Work order ▸ What is the number of lines below that hold "あなたが選択した場合"? Answer with that number only.

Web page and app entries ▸
<<<<

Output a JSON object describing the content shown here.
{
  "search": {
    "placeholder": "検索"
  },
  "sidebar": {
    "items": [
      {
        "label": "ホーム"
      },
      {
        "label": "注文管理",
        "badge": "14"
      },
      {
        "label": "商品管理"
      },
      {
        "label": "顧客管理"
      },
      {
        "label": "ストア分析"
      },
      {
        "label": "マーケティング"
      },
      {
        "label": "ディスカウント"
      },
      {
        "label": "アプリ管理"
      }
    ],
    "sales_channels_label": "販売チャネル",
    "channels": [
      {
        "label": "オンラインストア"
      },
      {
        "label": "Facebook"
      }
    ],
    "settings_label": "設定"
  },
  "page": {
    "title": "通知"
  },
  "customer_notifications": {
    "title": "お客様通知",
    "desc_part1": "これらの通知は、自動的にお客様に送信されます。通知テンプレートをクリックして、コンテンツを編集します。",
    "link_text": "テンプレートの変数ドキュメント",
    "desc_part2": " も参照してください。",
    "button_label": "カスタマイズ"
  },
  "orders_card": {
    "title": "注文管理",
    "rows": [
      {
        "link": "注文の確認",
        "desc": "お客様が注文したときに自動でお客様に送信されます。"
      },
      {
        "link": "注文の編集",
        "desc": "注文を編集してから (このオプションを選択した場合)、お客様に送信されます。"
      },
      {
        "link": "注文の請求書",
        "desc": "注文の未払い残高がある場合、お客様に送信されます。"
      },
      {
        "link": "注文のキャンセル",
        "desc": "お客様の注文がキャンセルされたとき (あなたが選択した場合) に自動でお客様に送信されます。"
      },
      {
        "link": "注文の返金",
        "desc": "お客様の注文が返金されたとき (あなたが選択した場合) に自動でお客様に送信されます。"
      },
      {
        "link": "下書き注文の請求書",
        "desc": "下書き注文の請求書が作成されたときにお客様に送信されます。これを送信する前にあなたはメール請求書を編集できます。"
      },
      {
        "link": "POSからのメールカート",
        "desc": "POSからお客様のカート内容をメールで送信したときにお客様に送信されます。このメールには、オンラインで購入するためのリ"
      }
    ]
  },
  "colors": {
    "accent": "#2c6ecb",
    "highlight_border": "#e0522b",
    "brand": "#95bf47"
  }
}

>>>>

Exercise solution ▸ 2